Soy-based, polyurethane liquid spray-foam products are also available. The cured R-value is about R-3.5 per inch. These products can be applied with the same equipment used for petroleum-based polyurethane foam products.
Low-density, open-cell polyurethane foams use air as the blowing agent and about an R-3.6 per inch which doesn't change over time. These foams are similar to conventional polyurethane foams, but are more flexible. Some low-density varieties use carbon dioxide (CO2) as the foaming agent.
Sprayed or foamed-in-place applications of polyurethane insulation are usually cheaper than installing foam boards, and these applications usually perform better because the liquid foam molds itself to all of the surfaces. All closed-cell polyurethane foam insulation made today is produced with a non-HCFC (hydrochlorofluorocarbon) gas as the foaming agent.
UF foam insulation has an R-value of about 4.6 per inch, and uses compressed air as the foaming agent. Nitrogen-based UF foam may take several weeks to cure completely. Unlike polyurethane insulation, UF foam doesn't expand as it cures. Water vapor can easily pass through it, and it breaks down at prolonged temperatures above 190°F (88°C). UF foam contains no fire retardant.
Polyurethane foam insulation is available in closed-cell and open-cell formulas.
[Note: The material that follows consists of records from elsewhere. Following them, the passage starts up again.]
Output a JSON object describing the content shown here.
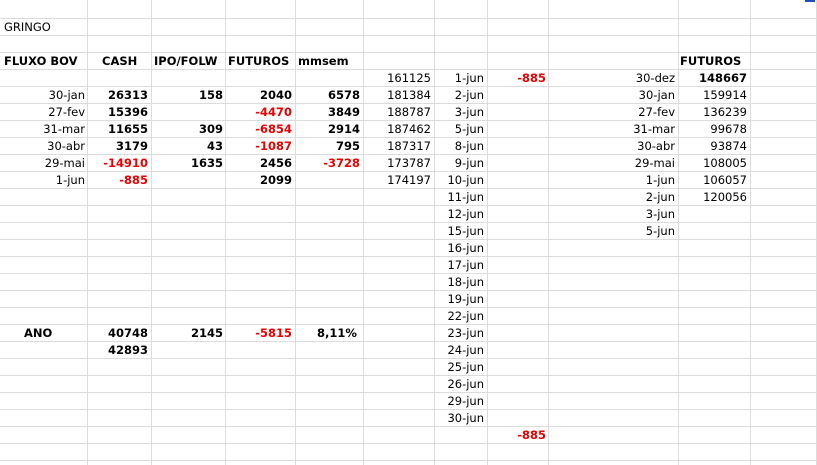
{
  "title": "GRINGO",
  "headers": {
    "fluxo": "FLUXO BOV",
    "cash": "CASH",
    "ipo": "IPO/FOLW",
    "futuros": "FUTUROS",
    "mmsem": "mmsem",
    "futuros2": "FUTUROS"
  },
  "left_rows": [
    {
      "date": "30-jan",
      "cash": "26313",
      "ipo": "158",
      "fut": "2040",
      "mm": "6578"
    },
    {
      "date": "27-fev",
      "cash": "15396",
      "ipo": "",
      "fut": "-4470",
      "mm": "3849"
    },
    {
      "date": "31-mar",
      "cash": "11655",
      "ipo": "309",
      "fut": "-6854",
      "mm": "2914"
    },
    {
      "date": "30-abr",
      "cash": "3179",
      "ipo": "43",
      "fut": "-1087",
      "mm": "795"
    },
    {
      "date": "29-mai",
      "cash": "-14910",
      "ipo": "1635",
      "fut": "2456",
      "mm": "-3728"
    },
    {
      "date": "1-jun",
      "cash": "-885",
      "ipo": "",
      "fut": "2099",
      "mm": ""
    }
  ],
  "ano": {
    "label": "ANO",
    "cash": "40748",
    "ipo": "2145",
    "fut": "-5815",
    "mm": "8,11%",
    "cash2": "42893"
  },
  "mid_values": [
    "161125",
    "181384",
    "188787",
    "187462",
    "187317",
    "173787",
    "174197"
  ],
  "june_dates": [
    "1-jun",
    "2-jun",
    "3-jun",
    "5-jun",
    "8-jun",
    "9-jun",
    "10-jun",
    "11-jun",
    "12-jun",
    "15-jun",
    "16-jun",
    "17-jun",
    "18-jun",
    "19-jun",
    "22-jun",
    "23-jun",
    "24-jun",
    "25-jun",
    "26-jun",
    "29-jun",
    "30-jun"
  ],
  "june_first_value": "-885",
  "june_total": "-885",
  "right_rows": [
    {
      "date": "30-dez",
      "val": "148667"
    },
    {
      "date": "30-jan",
      "val": "159914"
    },
    {
      "date": "27-fev",
      "val": "136239"
    },
    {
      "date": "31-mar",
      "val": "99678"
    },
    {
      "date": "30-abr",
      "val": "93874"
    },
    {
      "date": "29-mai",
      "val": "108005"
    },
    {
      "date": "1-jun",
      "val": "106057"
    },
    {
      "date": "2-jun",
      "val": "120056"
    },
    {
      "date": "3-jun",
      "val": ""
    },
    {
      "date": "5-jun",
      "val": ""
    }
  ],
  "colors": {
    "negative": "#ee0000",
    "grid": "#dcdcdc"
  }
}
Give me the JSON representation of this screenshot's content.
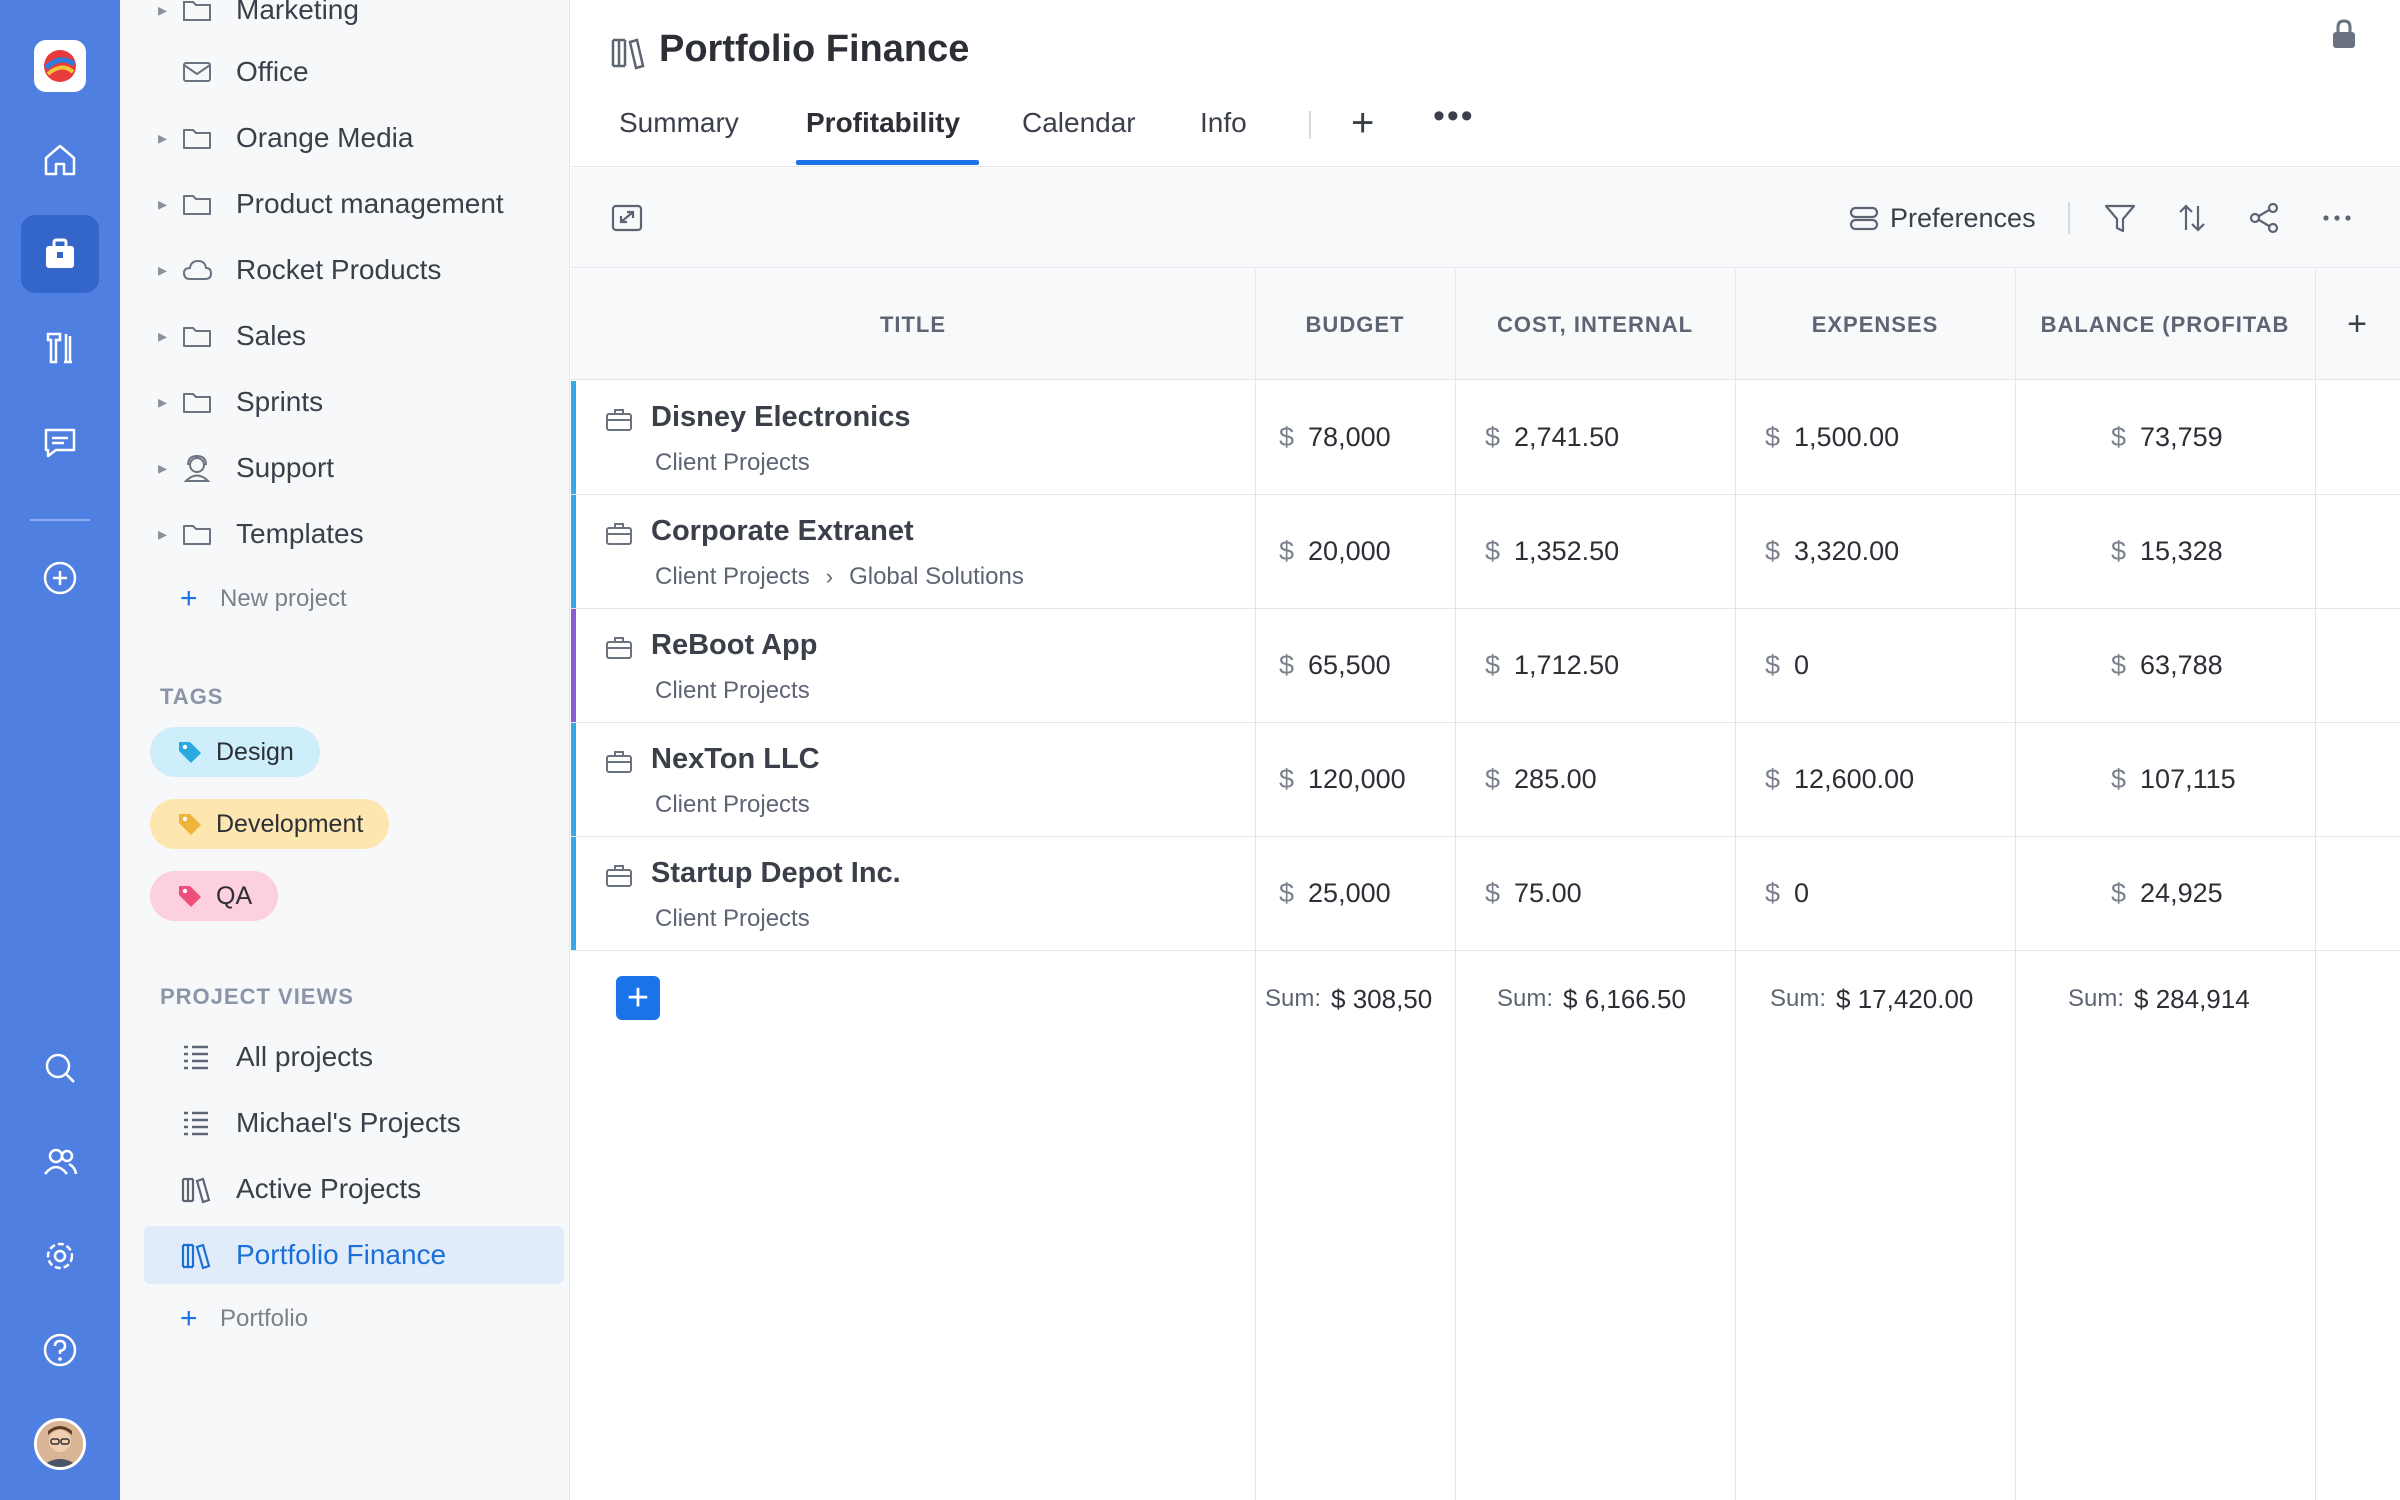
{
  "app": {
    "page_title": "Portfolio Finance"
  },
  "colors": {
    "rail": "#4f7fe0",
    "accent": "#1a73e8",
    "stripe_blue": "#35a9e6",
    "stripe_purple": "#8a5cd6"
  },
  "rail": {
    "items": [
      "home-icon",
      "briefcase-icon",
      "tools-icon",
      "chat-icon",
      "add-circle-icon",
      "search-icon",
      "users-icon",
      "settings-icon",
      "help-icon"
    ]
  },
  "sidebar": {
    "top_partial_label": "Marketing",
    "tree": [
      {
        "label": "Office",
        "icon": "mail-icon",
        "caret": false
      },
      {
        "label": "Orange Media",
        "icon": "folder-icon",
        "caret": true
      },
      {
        "label": "Product management",
        "icon": "folder-icon",
        "caret": true
      },
      {
        "label": "Rocket Products",
        "icon": "cloud-icon",
        "caret": true
      },
      {
        "label": "Sales",
        "icon": "folder-icon",
        "caret": true
      },
      {
        "label": "Sprints",
        "icon": "folder-icon",
        "caret": true
      },
      {
        "label": "Support",
        "icon": "support-icon",
        "caret": true
      },
      {
        "label": "Templates",
        "icon": "folder-icon",
        "caret": true
      }
    ],
    "new_project_label": "New project",
    "tags_title": "TAGS",
    "tags": [
      {
        "label": "Design",
        "bg": "#cfeefb",
        "color": "#2aa9e0"
      },
      {
        "label": "Development",
        "bg": "#fde6b0",
        "color": "#f0b43c"
      },
      {
        "label": "QA",
        "bg": "#fcd0de",
        "color": "#ee4f7c"
      }
    ],
    "views_title": "PROJECT VIEWS",
    "views": [
      {
        "label": "All projects",
        "icon": "list-icon",
        "active": false
      },
      {
        "label": "Michael's Projects",
        "icon": "list-icon",
        "active": false
      },
      {
        "label": "Active Projects",
        "icon": "portfolio-icon",
        "active": false
      },
      {
        "label": "Portfolio Finance",
        "icon": "portfolio-icon",
        "active": true
      }
    ],
    "add_portfolio_label": "Portfolio"
  },
  "tabs": [
    {
      "label": "Summary",
      "active": false
    },
    {
      "label": "Profitability",
      "active": true
    },
    {
      "label": "Calendar",
      "active": false
    },
    {
      "label": "Info",
      "active": false
    }
  ],
  "toolbar": {
    "preferences_label": "Preferences"
  },
  "table": {
    "columns": [
      "TITLE",
      "BUDGET",
      "COST, INTERNAL",
      "EXPENSES",
      "BALANCE (PROFITAB"
    ],
    "currency": "$",
    "rows": [
      {
        "title": "Disney Electronics",
        "path": [
          "Client Projects"
        ],
        "stripe": "#35a9e6",
        "budget": "78,000",
        "cost": "2,741.50",
        "expenses": "1,500.00",
        "balance": "73,759"
      },
      {
        "title": "Corporate Extranet",
        "path": [
          "Client Projects",
          "Global Solutions"
        ],
        "stripe": "#35a9e6",
        "budget": "20,000",
        "cost": "1,352.50",
        "expenses": "3,320.00",
        "balance": "15,328"
      },
      {
        "title": "ReBoot App",
        "path": [
          "Client Projects"
        ],
        "stripe": "#8a5cd6",
        "budget": "65,500",
        "cost": "1,712.50",
        "expenses": "0",
        "balance": "63,788"
      },
      {
        "title": "NexTon LLC",
        "path": [
          "Client Projects"
        ],
        "stripe": "#35a9e6",
        "budget": "120,000",
        "cost": "285.00",
        "expenses": "12,600.00",
        "balance": "107,115"
      },
      {
        "title": "Startup Depot Inc.",
        "path": [
          "Client Projects"
        ],
        "stripe": "#35a9e6",
        "budget": "25,000",
        "cost": "75.00",
        "expenses": "0",
        "balance": "24,925"
      }
    ],
    "sum_label": "Sum:",
    "sums": {
      "budget": "$ 308,50",
      "cost": "$ 6,166.50",
      "expenses": "$ 17,420.00",
      "balance": "$ 284,914"
    }
  }
}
With closed-cell foam, the high-density cells are closed and filled with a gas that helps the foam expand to fill the spaces around it. Open-cell foam cells are not as dense and are filled with air, which gives the insulation a spongy texture and a lower R-value.
Cementitious insulation material is a cement-based foam used as sprayed-foam or foamed-in-placed insulation. One type of cementitious spray foam insulation known as air krete® contains magnesium silicate and has an R-value of about 3.9 per inch. With an initial consistency similar to shaving cream, air krete® is pumped into closed cavities. Cementitious foam costs about as much as polyurethane foam, is nontoxic and nonflammable, and is made from minerals (like magnesium oxide) extracted from seawater.
Polyurethane is a foam insulation material that contains a low-conductivity gas in its cells. The high thermal resistance of the gas gives polyurethane insulation materials an R-value ranging from R-5.5 to R-6.5 per inch.
Other polystyrene insulation materials similar to MEPS are expanded polystyrene (EPS) and extruded polystyrene (XPS). EPS and XPS are both made from polystyrene, but EPS is composed of small plastic beads that are fused together and XPS begins as a molten material that is pressed out of a form into sheets. XPS is most commonly used as foam board insulation. EPS is commonly produced in blocks. Both MEPS and XPS are often used as the insulation for structural insulating panels (SIPs) and insulating concrete forms (ICFs).